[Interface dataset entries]
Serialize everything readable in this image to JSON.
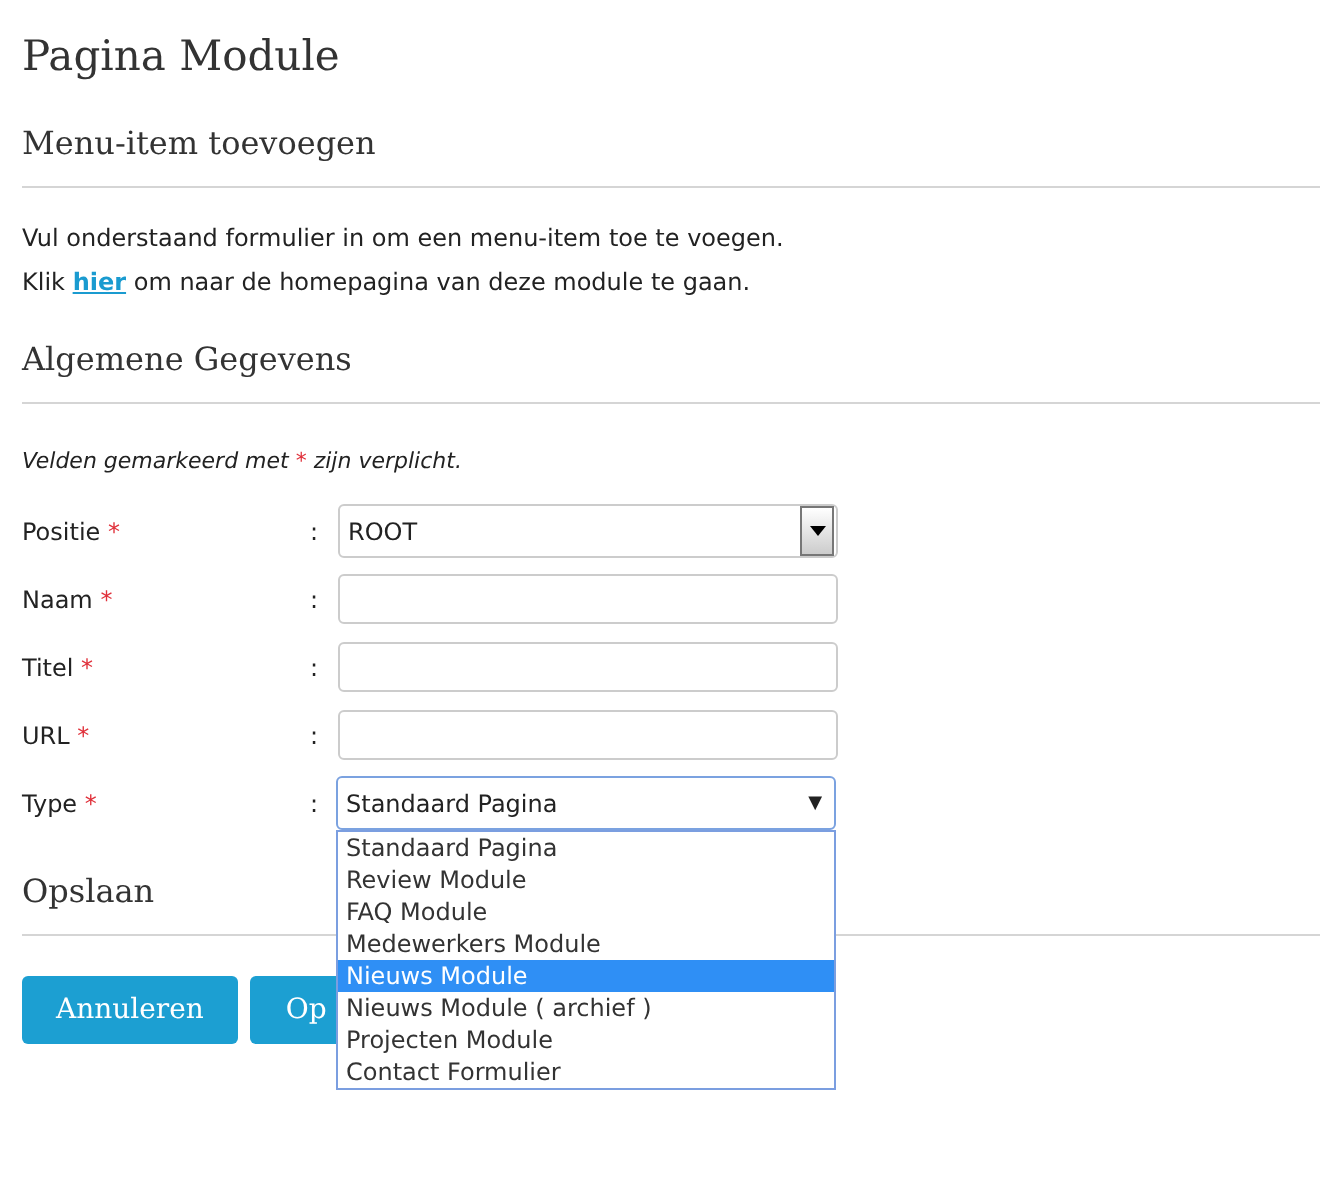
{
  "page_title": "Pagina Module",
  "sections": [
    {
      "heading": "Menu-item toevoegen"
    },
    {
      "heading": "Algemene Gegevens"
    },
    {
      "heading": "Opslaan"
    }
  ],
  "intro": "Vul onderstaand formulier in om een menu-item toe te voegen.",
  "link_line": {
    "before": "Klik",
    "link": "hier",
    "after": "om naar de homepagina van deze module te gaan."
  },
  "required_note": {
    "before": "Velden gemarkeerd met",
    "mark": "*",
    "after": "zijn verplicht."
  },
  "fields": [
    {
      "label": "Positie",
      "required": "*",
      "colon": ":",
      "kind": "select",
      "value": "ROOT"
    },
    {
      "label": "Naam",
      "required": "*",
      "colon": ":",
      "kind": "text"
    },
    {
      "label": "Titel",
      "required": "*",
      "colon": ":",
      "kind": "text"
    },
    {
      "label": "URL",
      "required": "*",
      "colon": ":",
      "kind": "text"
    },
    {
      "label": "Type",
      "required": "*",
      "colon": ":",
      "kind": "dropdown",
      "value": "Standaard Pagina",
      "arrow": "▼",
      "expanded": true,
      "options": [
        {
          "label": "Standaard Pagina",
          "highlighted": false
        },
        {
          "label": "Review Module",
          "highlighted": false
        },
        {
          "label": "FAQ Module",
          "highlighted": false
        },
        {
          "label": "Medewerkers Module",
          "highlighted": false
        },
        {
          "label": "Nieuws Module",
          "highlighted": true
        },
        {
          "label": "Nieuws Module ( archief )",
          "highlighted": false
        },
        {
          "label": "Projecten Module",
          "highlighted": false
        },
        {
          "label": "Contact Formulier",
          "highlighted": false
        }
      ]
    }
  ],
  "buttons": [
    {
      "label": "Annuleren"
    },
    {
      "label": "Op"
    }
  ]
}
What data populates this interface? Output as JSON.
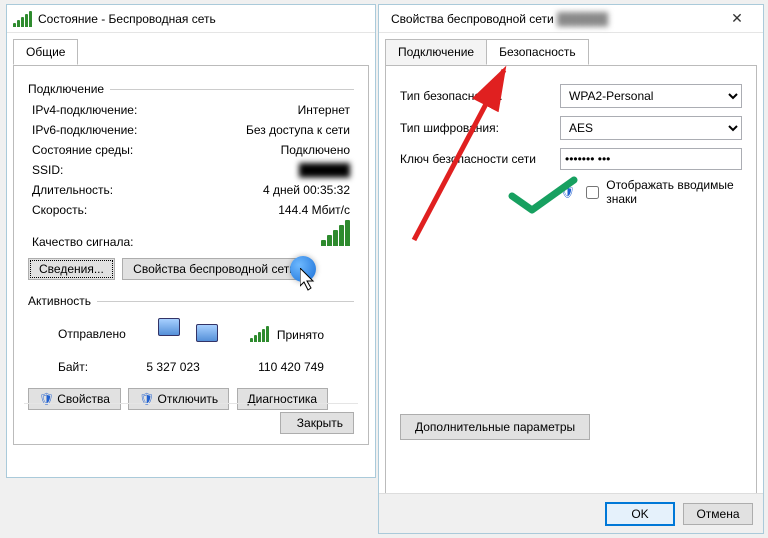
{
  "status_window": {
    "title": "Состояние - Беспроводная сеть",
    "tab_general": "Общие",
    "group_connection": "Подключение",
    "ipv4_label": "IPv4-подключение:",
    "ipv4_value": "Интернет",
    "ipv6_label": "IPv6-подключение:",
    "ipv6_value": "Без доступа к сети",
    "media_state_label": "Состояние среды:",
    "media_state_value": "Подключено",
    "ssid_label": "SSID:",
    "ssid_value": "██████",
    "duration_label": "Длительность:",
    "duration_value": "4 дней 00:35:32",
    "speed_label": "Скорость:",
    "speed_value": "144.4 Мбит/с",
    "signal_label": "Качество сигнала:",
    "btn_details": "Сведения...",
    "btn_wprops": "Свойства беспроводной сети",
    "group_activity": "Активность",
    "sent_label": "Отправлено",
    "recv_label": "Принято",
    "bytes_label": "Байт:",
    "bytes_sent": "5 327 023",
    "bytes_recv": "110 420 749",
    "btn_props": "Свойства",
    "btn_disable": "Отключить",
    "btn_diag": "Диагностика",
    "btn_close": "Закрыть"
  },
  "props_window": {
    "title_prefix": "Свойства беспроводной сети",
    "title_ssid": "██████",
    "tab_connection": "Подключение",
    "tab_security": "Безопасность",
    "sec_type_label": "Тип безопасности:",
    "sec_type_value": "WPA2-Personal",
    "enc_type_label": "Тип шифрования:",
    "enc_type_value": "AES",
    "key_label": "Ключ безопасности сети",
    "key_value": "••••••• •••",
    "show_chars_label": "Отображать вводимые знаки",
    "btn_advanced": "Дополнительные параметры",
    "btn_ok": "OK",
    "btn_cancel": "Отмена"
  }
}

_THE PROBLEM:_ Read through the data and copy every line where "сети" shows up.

_RESULT:_
    "ipv6_value": "Без доступа к сети",
    "btn_wprops": "Свойства беспроводной сети",
    "title_prefix": "Свойства беспроводной сети",
    "key_label": "Ключ безопасности сети",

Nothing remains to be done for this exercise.